[Opening Data provided section]
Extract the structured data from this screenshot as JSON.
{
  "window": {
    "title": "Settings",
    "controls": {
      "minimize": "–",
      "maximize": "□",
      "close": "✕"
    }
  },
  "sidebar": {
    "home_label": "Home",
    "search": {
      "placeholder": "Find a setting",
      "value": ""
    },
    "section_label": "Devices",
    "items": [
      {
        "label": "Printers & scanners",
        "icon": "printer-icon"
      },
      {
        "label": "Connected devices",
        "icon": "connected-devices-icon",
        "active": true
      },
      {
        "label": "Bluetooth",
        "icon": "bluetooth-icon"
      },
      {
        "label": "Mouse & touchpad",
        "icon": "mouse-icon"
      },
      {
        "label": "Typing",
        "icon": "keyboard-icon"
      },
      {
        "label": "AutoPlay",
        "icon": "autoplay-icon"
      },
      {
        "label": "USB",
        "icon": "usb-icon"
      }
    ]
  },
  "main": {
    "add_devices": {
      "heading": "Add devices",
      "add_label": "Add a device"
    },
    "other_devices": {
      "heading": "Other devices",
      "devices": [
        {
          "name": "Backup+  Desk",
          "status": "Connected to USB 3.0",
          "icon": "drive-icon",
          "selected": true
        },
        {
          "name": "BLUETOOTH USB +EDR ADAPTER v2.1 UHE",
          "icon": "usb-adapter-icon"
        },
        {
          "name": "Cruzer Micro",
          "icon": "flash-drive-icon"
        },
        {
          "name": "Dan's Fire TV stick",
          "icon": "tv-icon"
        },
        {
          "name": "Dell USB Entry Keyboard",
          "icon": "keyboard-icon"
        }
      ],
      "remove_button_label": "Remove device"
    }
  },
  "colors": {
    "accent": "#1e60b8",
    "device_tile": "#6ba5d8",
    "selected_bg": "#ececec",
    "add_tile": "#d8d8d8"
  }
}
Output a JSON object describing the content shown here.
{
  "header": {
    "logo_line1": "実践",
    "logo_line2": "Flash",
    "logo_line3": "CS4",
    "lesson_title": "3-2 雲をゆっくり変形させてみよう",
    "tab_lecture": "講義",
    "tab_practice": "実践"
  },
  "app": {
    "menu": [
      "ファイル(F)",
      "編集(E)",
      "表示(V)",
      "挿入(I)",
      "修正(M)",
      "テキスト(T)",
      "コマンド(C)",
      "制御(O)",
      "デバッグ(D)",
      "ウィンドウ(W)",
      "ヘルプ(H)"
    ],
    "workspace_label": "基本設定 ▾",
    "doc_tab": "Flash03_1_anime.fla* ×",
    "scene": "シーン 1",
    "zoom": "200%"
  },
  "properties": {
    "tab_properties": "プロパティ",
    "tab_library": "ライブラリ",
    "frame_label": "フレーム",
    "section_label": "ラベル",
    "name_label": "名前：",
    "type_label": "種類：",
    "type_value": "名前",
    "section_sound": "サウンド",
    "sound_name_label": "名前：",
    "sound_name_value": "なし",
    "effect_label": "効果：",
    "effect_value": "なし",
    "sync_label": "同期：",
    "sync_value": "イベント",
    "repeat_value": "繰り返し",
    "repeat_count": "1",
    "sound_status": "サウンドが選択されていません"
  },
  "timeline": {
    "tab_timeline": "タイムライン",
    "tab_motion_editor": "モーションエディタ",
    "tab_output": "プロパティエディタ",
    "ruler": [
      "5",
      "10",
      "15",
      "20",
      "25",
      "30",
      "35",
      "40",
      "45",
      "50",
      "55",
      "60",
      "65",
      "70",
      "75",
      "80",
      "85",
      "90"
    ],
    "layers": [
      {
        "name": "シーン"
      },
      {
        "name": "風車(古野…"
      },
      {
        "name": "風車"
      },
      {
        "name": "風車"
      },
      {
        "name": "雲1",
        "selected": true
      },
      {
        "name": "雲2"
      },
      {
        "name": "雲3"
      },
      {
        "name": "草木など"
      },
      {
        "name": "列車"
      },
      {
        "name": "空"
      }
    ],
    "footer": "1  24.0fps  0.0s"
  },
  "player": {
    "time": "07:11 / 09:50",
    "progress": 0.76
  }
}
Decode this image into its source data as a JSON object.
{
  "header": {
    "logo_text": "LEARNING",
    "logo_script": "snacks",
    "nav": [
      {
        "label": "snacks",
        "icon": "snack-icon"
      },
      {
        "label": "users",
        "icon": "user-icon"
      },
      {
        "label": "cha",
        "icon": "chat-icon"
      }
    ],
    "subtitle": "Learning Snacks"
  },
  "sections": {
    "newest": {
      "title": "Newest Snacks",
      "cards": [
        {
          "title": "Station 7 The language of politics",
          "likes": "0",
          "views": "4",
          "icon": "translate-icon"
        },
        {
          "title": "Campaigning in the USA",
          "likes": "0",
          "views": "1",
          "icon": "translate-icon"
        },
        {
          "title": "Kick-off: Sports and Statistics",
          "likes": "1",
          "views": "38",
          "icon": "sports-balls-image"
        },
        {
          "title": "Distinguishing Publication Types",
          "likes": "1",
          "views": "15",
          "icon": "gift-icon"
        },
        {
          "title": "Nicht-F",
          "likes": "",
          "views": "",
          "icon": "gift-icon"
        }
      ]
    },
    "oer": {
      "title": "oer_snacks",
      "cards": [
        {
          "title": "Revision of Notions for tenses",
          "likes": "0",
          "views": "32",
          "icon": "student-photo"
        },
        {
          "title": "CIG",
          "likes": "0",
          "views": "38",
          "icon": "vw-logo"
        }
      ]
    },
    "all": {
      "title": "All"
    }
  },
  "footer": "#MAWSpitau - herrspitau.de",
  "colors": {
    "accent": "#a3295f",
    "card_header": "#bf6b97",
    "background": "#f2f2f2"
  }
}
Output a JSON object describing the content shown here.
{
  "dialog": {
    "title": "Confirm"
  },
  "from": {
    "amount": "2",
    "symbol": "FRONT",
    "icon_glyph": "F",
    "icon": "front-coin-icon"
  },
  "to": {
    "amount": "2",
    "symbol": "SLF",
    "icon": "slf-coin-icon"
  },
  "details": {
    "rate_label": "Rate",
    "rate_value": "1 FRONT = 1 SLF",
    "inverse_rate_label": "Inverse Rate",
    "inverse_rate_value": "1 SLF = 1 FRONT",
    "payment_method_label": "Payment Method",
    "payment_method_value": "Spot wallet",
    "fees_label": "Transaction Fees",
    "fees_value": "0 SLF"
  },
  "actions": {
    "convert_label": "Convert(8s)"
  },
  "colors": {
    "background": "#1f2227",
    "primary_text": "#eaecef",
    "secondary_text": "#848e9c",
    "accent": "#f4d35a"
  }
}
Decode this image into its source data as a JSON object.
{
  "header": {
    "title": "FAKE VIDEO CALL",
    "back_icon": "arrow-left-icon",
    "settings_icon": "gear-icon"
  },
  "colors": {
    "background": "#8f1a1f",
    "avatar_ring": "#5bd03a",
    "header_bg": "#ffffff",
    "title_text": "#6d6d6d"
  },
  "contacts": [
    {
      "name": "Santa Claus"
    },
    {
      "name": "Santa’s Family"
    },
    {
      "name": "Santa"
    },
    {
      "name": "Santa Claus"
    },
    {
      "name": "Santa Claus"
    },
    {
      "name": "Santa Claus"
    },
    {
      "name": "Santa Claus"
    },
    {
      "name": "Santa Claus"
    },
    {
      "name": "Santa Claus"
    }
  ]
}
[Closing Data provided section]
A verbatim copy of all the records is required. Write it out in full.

** Answer for this exercise **
Extract the structured data from this screenshot as JSON.
{
  "window": {
    "title": "Settings",
    "controls": {
      "minimize": "–",
      "maximize": "□",
      "close": "✕"
    }
  },
  "sidebar": {
    "home_label": "Home",
    "search": {
      "placeholder": "Find a setting",
      "value": ""
    },
    "section_label": "Devices",
    "items": [
      {
        "label": "Printers & scanners",
        "icon": "printer-icon"
      },
      {
        "label": "Connected devices",
        "icon": "connected-devices-icon",
        "active": true
      },
      {
        "label": "Bluetooth",
        "icon": "bluetooth-icon"
      },
      {
        "label": "Mouse & touchpad",
        "icon": "mouse-icon"
      },
      {
        "label": "Typing",
        "icon": "keyboard-icon"
      },
      {
        "label": "AutoPlay",
        "icon": "autoplay-icon"
      },
      {
        "label": "USB",
        "icon": "usb-icon"
      }
    ]
  },
  "main": {
    "add_devices": {
      "heading": "Add devices",
      "add_label": "Add a device"
    },
    "other_devices": {
      "heading": "Other devices",
      "devices": [
        {
          "name": "Backup+  Desk",
          "status": "Connected to USB 3.0",
          "icon": "drive-icon",
          "selected": true
        },
        {
          "name": "BLUETOOTH USB +EDR ADAPTER v2.1 UHE",
          "icon": "usb-adapter-icon"
        },
        {
          "name": "Cruzer Micro",
          "icon": "flash-drive-icon"
        },
        {
          "name": "Dan's Fire TV stick",
          "icon": "tv-icon"
        },
        {
          "name": "Dell USB Entry Keyboard",
          "icon": "keyboard-icon"
        }
      ],
      "remove_button_label": "Remove device"
    }
  },
  "colors": {
    "accent": "#1e60b8",
    "device_tile": "#6ba5d8",
    "selected_bg": "#ececec",
    "add_tile": "#d8d8d8"
  }
}
Output a JSON object describing the content shown here.
{
  "header": {
    "logo_line1": "実践",
    "logo_line2": "Flash",
    "logo_line3": "CS4",
    "lesson_title": "3-2 雲をゆっくり変形させてみよう",
    "tab_lecture": "講義",
    "tab_practice": "実践"
  },
  "app": {
    "menu": [
      "ファイル(F)",
      "編集(E)",
      "表示(V)",
      "挿入(I)",
      "修正(M)",
      "テキスト(T)",
      "コマンド(C)",
      "制御(O)",
      "デバッグ(D)",
      "ウィンドウ(W)",
      "ヘルプ(H)"
    ],
    "workspace_label": "基本設定 ▾",
    "doc_tab": "Flash03_1_anime.fla* ×",
    "scene": "シーン 1",
    "zoom": "200%"
  },
  "properties": {
    "tab_properties": "プロパティ",
    "tab_library": "ライブラリ",
    "frame_label": "フレーム",
    "section_label": "ラベル",
    "name_label": "名前：",
    "type_label": "種類：",
    "type_value": "名前",
    "section_sound": "サウンド",
    "sound_name_label": "名前：",
    "sound_name_value": "なし",
    "effect_label": "効果：",
    "effect_value": "なし",
    "sync_label": "同期：",
    "sync_value": "イベント",
    "repeat_value": "繰り返し",
    "repeat_count": "1",
    "sound_status": "サウンドが選択されていません"
  },
  "timeline": {
    "tab_timeline": "タイムライン",
    "tab_motion_editor": "モーションエディタ",
    "tab_output": "プロパティエディタ",
    "ruler": [
      "5",
      "10",
      "15",
      "20",
      "25",
      "30",
      "35",
      "40",
      "45",
      "50",
      "55",
      "60",
      "65",
      "70",
      "75",
      "80",
      "85",
      "90"
    ],
    "layers": [
      {
        "name": "シーン"
      },
      {
        "name": "風車(古野…"
      },
      {
        "name": "風車"
      },
      {
        "name": "風車"
      },
      {
        "name": "雲1",
        "selected": true
      },
      {
        "name": "雲2"
      },
      {
        "name": "雲3"
      },
      {
        "name": "草木など"
      },
      {
        "name": "列車"
      },
      {
        "name": "空"
      }
    ],
    "footer": "1  24.0fps  0.0s"
  },
  "player": {
    "time": "07:11 / 09:50",
    "progress": 0.76
  }
}
Decode this image into its source data as a JSON object.
{
  "header": {
    "logo_text": "LEARNING",
    "logo_script": "snacks",
    "nav": [
      {
        "label": "snacks",
        "icon": "snack-icon"
      },
      {
        "label": "users",
        "icon": "user-icon"
      },
      {
        "label": "cha",
        "icon": "chat-icon"
      }
    ],
    "subtitle": "Learning Snacks"
  },
  "sections": {
    "newest": {
      "title": "Newest Snacks",
      "cards": [
        {
          "title": "Station 7 The language of politics",
          "likes": "0",
          "views": "4",
          "icon": "translate-icon"
        },
        {
          "title": "Campaigning in the USA",
          "likes": "0",
          "views": "1",
          "icon": "translate-icon"
        },
        {
          "title": "Kick-off: Sports and Statistics",
          "likes": "1",
          "views": "38",
          "icon": "sports-balls-image"
        },
        {
          "title": "Distinguishing Publication Types",
          "likes": "1",
          "views": "15",
          "icon": "gift-icon"
        },
        {
          "title": "Nicht-F",
          "likes": "",
          "views": "",
          "icon": "gift-icon"
        }
      ]
    },
    "oer": {
      "title": "oer_snacks",
      "cards": [
        {
          "title": "Revision of Notions for tenses",
          "likes": "0",
          "views": "32",
          "icon": "student-photo"
        },
        {
          "title": "CIG",
          "likes": "0",
          "views": "38",
          "icon": "vw-logo"
        }
      ]
    },
    "all": {
      "title": "All"
    }
  },
  "footer": "#MAWSpitau - herrspitau.de",
  "colors": {
    "accent": "#a3295f",
    "card_header": "#bf6b97",
    "background": "#f2f2f2"
  }
}
Output a JSON object describing the content shown here.
{
  "dialog": {
    "title": "Confirm"
  },
  "from": {
    "amount": "2",
    "symbol": "FRONT",
    "icon_glyph": "F",
    "icon": "front-coin-icon"
  },
  "to": {
    "amount": "2",
    "symbol": "SLF",
    "icon": "slf-coin-icon"
  },
  "details": {
    "rate_label": "Rate",
    "rate_value": "1 FRONT = 1 SLF",
    "inverse_rate_label": "Inverse Rate",
    "inverse_rate_value": "1 SLF = 1 FRONT",
    "payment_method_label": "Payment Method",
    "payment_method_value": "Spot wallet",
    "fees_label": "Transaction Fees",
    "fees_value": "0 SLF"
  },
  "actions": {
    "convert_label": "Convert(8s)"
  },
  "colors": {
    "background": "#1f2227",
    "primary_text": "#eaecef",
    "secondary_text": "#848e9c",
    "accent": "#f4d35a"
  }
}
Decode this image into its source data as a JSON object.
{
  "header": {
    "title": "FAKE VIDEO CALL",
    "back_icon": "arrow-left-icon",
    "settings_icon": "gear-icon"
  },
  "colors": {
    "background": "#8f1a1f",
    "avatar_ring": "#5bd03a",
    "header_bg": "#ffffff",
    "title_text": "#6d6d6d"
  },
  "contacts": [
    {
      "name": "Santa Claus"
    },
    {
      "name": "Santa’s Family"
    },
    {
      "name": "Santa"
    },
    {
      "name": "Santa Claus"
    },
    {
      "name": "Santa Claus"
    },
    {
      "name": "Santa Claus"
    },
    {
      "name": "Santa Claus"
    },
    {
      "name": "Santa Claus"
    },
    {
      "name": "Santa Claus"
    }
  ]
}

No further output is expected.